Where the word "Планируемый" shows up in the entries below, please copy the whole line.
____
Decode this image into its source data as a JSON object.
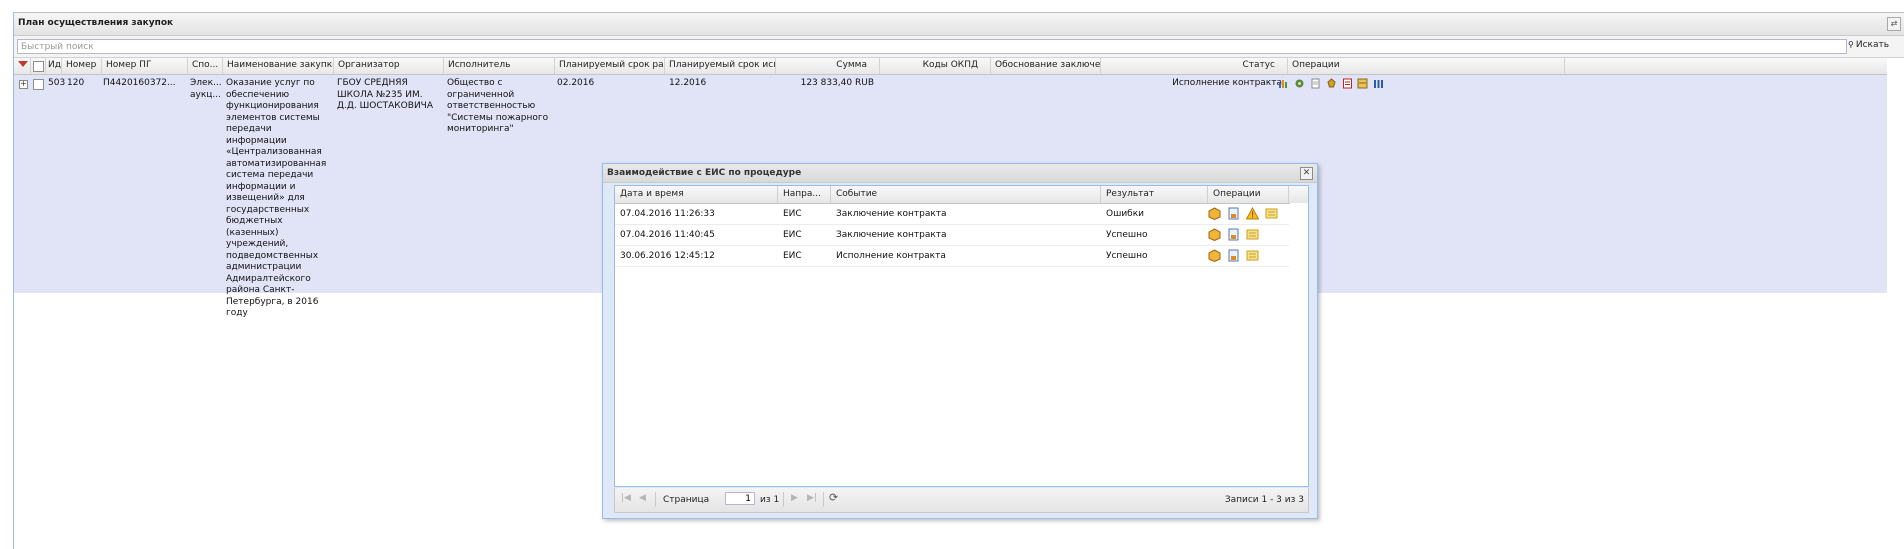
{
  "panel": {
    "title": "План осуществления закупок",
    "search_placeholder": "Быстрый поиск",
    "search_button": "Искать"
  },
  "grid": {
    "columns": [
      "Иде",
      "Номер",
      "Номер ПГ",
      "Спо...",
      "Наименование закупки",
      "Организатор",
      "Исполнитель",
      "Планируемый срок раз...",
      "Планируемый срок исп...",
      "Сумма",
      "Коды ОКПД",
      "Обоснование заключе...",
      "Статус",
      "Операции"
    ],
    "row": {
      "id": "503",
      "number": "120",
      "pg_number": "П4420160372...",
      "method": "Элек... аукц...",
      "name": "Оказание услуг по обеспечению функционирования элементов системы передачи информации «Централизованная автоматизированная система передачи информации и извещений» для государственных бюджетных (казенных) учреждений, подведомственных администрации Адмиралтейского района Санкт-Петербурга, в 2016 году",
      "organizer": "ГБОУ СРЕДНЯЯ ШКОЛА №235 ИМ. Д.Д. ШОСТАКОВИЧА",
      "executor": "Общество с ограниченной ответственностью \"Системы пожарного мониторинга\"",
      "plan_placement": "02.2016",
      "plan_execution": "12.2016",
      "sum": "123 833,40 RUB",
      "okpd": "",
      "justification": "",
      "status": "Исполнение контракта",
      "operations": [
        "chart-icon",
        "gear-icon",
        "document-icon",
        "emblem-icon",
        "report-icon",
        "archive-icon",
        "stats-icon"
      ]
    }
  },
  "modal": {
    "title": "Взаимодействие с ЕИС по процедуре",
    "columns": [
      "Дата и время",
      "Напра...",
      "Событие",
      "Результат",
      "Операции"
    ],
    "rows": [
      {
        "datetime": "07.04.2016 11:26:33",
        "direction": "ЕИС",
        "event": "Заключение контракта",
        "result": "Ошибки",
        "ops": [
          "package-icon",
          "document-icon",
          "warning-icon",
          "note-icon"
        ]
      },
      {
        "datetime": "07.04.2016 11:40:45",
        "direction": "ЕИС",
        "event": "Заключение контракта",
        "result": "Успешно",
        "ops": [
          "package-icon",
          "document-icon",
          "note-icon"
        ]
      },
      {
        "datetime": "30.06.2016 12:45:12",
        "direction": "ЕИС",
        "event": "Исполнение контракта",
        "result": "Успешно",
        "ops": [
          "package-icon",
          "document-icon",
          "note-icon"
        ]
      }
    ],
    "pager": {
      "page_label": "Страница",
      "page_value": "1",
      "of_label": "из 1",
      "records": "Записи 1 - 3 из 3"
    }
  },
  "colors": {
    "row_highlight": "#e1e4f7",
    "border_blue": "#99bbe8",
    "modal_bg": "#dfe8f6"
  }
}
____
▶ [TASK RESULT]
      "Планируемый срок раз...",
      "Планируемый срок исп...",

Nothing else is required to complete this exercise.